===== Data under study =====

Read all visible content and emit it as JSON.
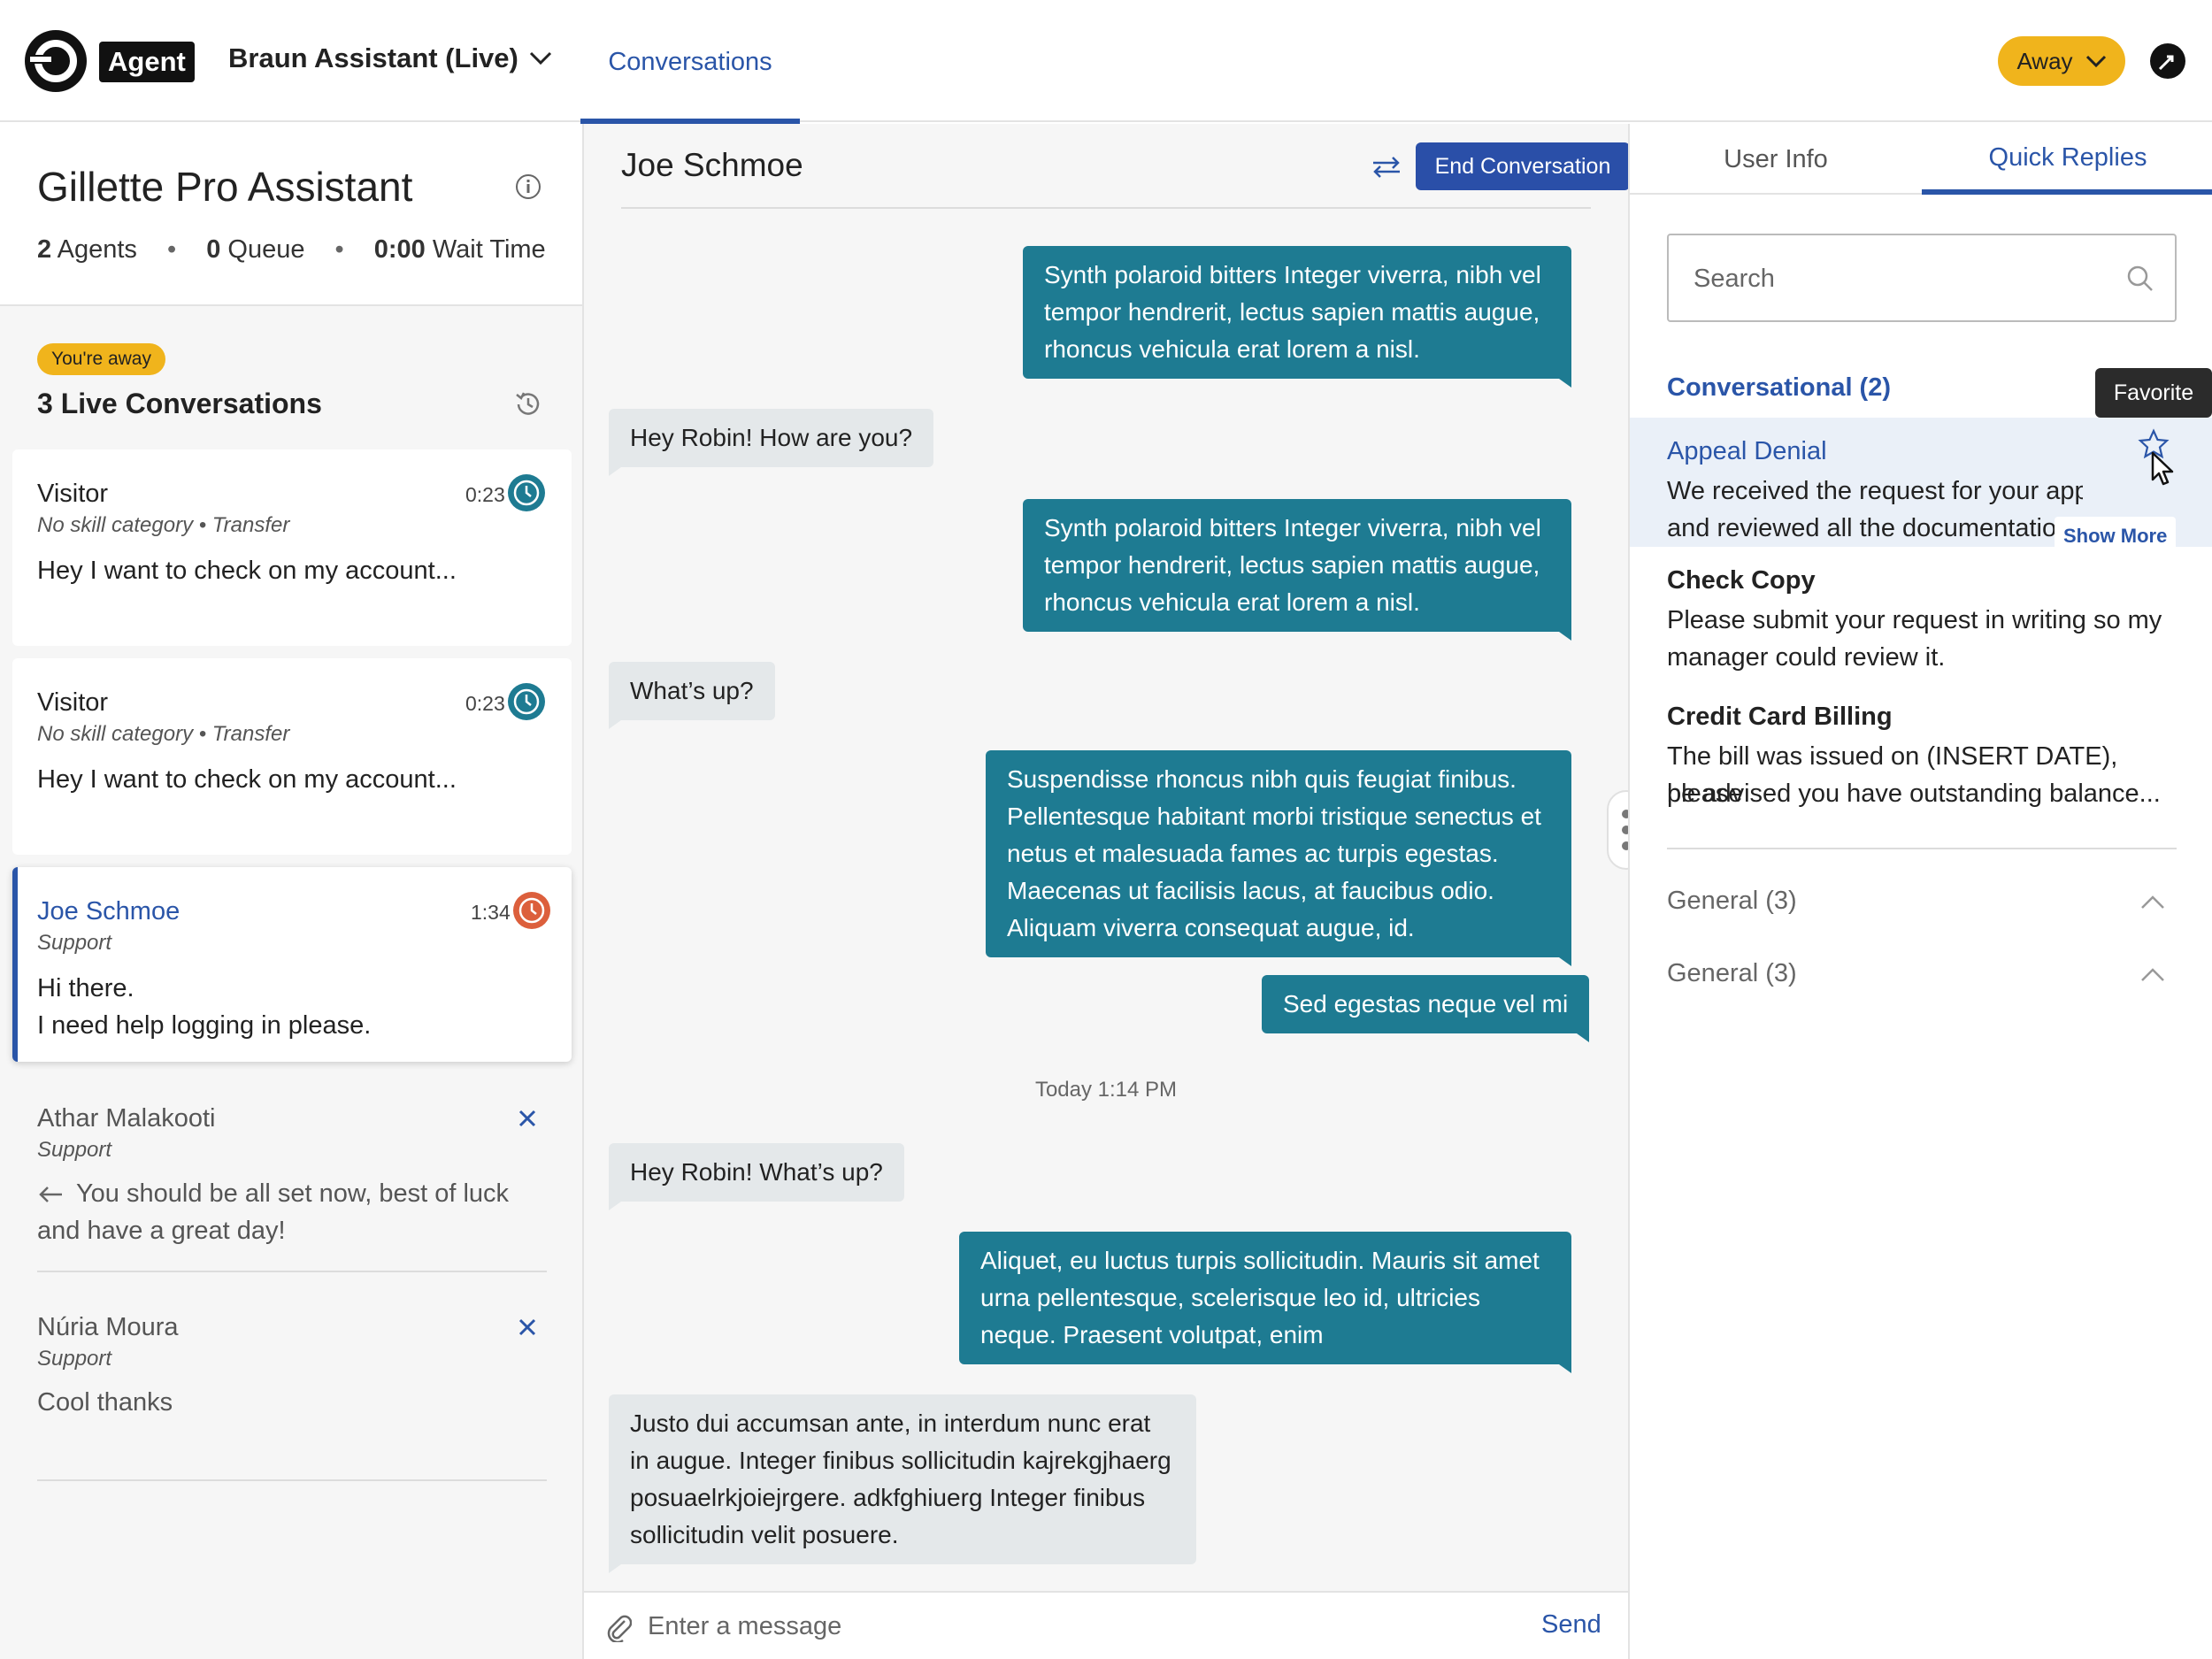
{
  "topbar": {
    "agent_label": "Agent",
    "workspace": "Braun Assistant (Live)",
    "nav_tab": "Conversations",
    "status": "Away"
  },
  "left": {
    "team_name": "Gillette Pro Assistant",
    "stats": {
      "agents_count": "2",
      "agents_label": "Agents",
      "queue_count": "0",
      "queue_label": "Queue",
      "wait_value": "0:00",
      "wait_label": "Wait Time"
    },
    "away_badge": "You're away",
    "live_title": "3 Live Conversations",
    "live": [
      {
        "name": "Visitor",
        "category": "No skill category • Transfer",
        "message": "Hey I want to check on my account...",
        "time": "0:23",
        "clock_color": "#1e7b92"
      },
      {
        "name": "Visitor",
        "category": "No skill category • Transfer",
        "message": "Hey I want to check on my account...",
        "time": "0:23",
        "clock_color": "#1e7b92"
      },
      {
        "name": "Joe Schmoe",
        "category": "Support",
        "message_line1": "Hi there.",
        "message_line2": "I need help logging in please.",
        "time": "1:34",
        "clock_color": "#dc5f3c"
      }
    ],
    "closed": [
      {
        "name": "Athar Malakooti",
        "category": "Support",
        "message": "You should be all set now, best of luck and have a great day!"
      },
      {
        "name": "Núria Moura",
        "category": "Support",
        "message": "Cool thanks"
      }
    ]
  },
  "chat": {
    "title": "Joe Schmoe",
    "end_label": "End Conversation",
    "messages": [
      {
        "dir": "out",
        "text": "Synth polaroid bitters Integer viverra, nibh vel tempor hendrerit, lectus sapien mattis augue, rhoncus vehicula erat lorem a nisl."
      },
      {
        "dir": "in",
        "text": "Hey Robin! How are you?"
      },
      {
        "dir": "out",
        "text": "Synth polaroid bitters Integer viverra, nibh vel tempor hendrerit, lectus sapien mattis augue, rhoncus vehicula erat lorem a nisl."
      },
      {
        "dir": "in",
        "text": "What’s up?"
      },
      {
        "dir": "out",
        "text": "Suspendisse rhoncus nibh quis feugiat finibus. Pellentesque habitant morbi tristique senectus et netus et malesuada fames ac turpis egestas. Maecenas ut facilisis lacus, at faucibus odio. Aliquam viverra consequat augue, id."
      },
      {
        "dir": "out",
        "text": "Sed egestas neque vel mi"
      },
      {
        "dir": "in",
        "text": "Hey Robin! What’s up?"
      },
      {
        "dir": "out",
        "text": "Aliquet, eu luctus turpis sollicitudin. Mauris sit amet urna pellentesque, scelerisque leo id, ultricies neque. Praesent volutpat, enim"
      },
      {
        "dir": "in",
        "text": "Justo dui accumsan ante, in interdum nunc erat in augue. Integer finibus sollicitudin kajrekgjhaerg posuaelrkjoiejrgere. adkfghiuerg Integer finibus sollicitudin velit posuere."
      }
    ],
    "timestamp": "Today 1:14 PM",
    "composer_placeholder": "Enter a message",
    "send_label": "Send"
  },
  "right": {
    "tab_user_info": "User Info",
    "tab_quick_replies": "Quick Replies",
    "search_placeholder": "Search",
    "conversational_title": "Conversational (2)",
    "tooltip": "Favorite",
    "replies": [
      {
        "title": "Appeal Denial",
        "line1": "We received the request for your appeal",
        "line2": "and reviewed all the documentation",
        "show_more": "Show More"
      },
      {
        "title": "Check Copy",
        "line1": "Please submit your request in writing so my",
        "line2": "manager could review it."
      },
      {
        "title": "Credit Card Billing",
        "line1": "The bill was issued on (INSERT DATE), please",
        "line2": "be advised you have outstanding balance..."
      }
    ],
    "general": [
      "General (3)",
      "General (3)"
    ]
  },
  "colors": {
    "accent": "#2a55a8",
    "teal": "#1e7b92",
    "away": "#f0b41c",
    "urgent": "#dc5f3c"
  },
  "icons": [
    "logo-icon",
    "chevron-down-icon",
    "swap-icon",
    "info-icon",
    "history-icon",
    "clock-icon",
    "close-icon",
    "arrow-left-icon",
    "transfer-icon",
    "paperclip-icon",
    "search-icon",
    "star-icon",
    "chevron-up-icon",
    "cursor-icon"
  ]
}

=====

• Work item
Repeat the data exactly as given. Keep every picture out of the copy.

• Solution to this task
Read all visible content and emit it as JSON.
{
  "topbar": {
    "agent_label": "Agent",
    "workspace": "Braun Assistant (Live)",
    "nav_tab": "Conversations",
    "status": "Away"
  },
  "left": {
    "team_name": "Gillette Pro Assistant",
    "stats": {
      "agents_count": "2",
      "agents_label": "Agents",
      "queue_count": "0",
      "queue_label": "Queue",
      "wait_value": "0:00",
      "wait_label": "Wait Time"
    },
    "away_badge": "You're away",
    "live_title": "3 Live Conversations",
    "live": [
      {
        "name": "Visitor",
        "category": "No skill category • Transfer",
        "message": "Hey I want to check on my account...",
        "time": "0:23",
        "clock_color": "#1e7b92"
      },
      {
        "name": "Visitor",
        "category": "No skill category • Transfer",
        "message": "Hey I want to check on my account...",
        "time": "0:23",
        "clock_color": "#1e7b92"
      },
      {
        "name": "Joe Schmoe",
        "category": "Support",
        "message_line1": "Hi there.",
        "message_line2": "I need help logging in please.",
        "time": "1:34",
        "clock_color": "#dc5f3c"
      }
    ],
    "closed": [
      {
        "name": "Athar Malakooti",
        "category": "Support",
        "message": "You should be all set now, best of luck and have a great day!"
      },
      {
        "name": "Núria Moura",
        "category": "Support",
        "message": "Cool thanks"
      }
    ]
  },
  "chat": {
    "title": "Joe Schmoe",
    "end_label": "End Conversation",
    "messages": [
      {
        "dir": "out",
        "text": "Synth polaroid bitters Integer viverra, nibh vel tempor hendrerit, lectus sapien mattis augue, rhoncus vehicula erat lorem a nisl."
      },
      {
        "dir": "in",
        "text": "Hey Robin! How are you?"
      },
      {
        "dir": "out",
        "text": "Synth polaroid bitters Integer viverra, nibh vel tempor hendrerit, lectus sapien mattis augue, rhoncus vehicula erat lorem a nisl."
      },
      {
        "dir": "in",
        "text": "What’s up?"
      },
      {
        "dir": "out",
        "text": "Suspendisse rhoncus nibh quis feugiat finibus. Pellentesque habitant morbi tristique senectus et netus et malesuada fames ac turpis egestas. Maecenas ut facilisis lacus, at faucibus odio. Aliquam viverra consequat augue, id."
      },
      {
        "dir": "out",
        "text": "Sed egestas neque vel mi"
      },
      {
        "dir": "in",
        "text": "Hey Robin! What’s up?"
      },
      {
        "dir": "out",
        "text": "Aliquet, eu luctus turpis sollicitudin. Mauris sit amet urna pellentesque, scelerisque leo id, ultricies neque. Praesent volutpat, enim"
      },
      {
        "dir": "in",
        "text": "Justo dui accumsan ante, in interdum nunc erat in augue. Integer finibus sollicitudin kajrekgjhaerg posuaelrkjoiejrgere. adkfghiuerg Integer finibus sollicitudin velit posuere."
      }
    ],
    "timestamp": "Today 1:14 PM",
    "composer_placeholder": "Enter a message",
    "send_label": "Send"
  },
  "right": {
    "tab_user_info": "User Info",
    "tab_quick_replies": "Quick Replies",
    "search_placeholder": "Search",
    "conversational_title": "Conversational (2)",
    "tooltip": "Favorite",
    "replies": [
      {
        "title": "Appeal Denial",
        "line1": "We received the request for your appeal",
        "line2": "and reviewed all the documentation",
        "show_more": "Show More"
      },
      {
        "title": "Check Copy",
        "line1": "Please submit your request in writing so my",
        "line2": "manager could review it."
      },
      {
        "title": "Credit Card Billing",
        "line1": "The bill was issued on (INSERT DATE), please",
        "line2": "be advised you have outstanding balance..."
      }
    ],
    "general": [
      "General (3)",
      "General (3)"
    ]
  },
  "colors": {
    "accent": "#2a55a8",
    "teal": "#1e7b92",
    "away": "#f0b41c",
    "urgent": "#dc5f3c"
  },
  "icons": [
    "logo-icon",
    "chevron-down-icon",
    "swap-icon",
    "info-icon",
    "history-icon",
    "clock-icon",
    "close-icon",
    "arrow-left-icon",
    "transfer-icon",
    "paperclip-icon",
    "search-icon",
    "star-icon",
    "chevron-up-icon",
    "cursor-icon"
  ]
}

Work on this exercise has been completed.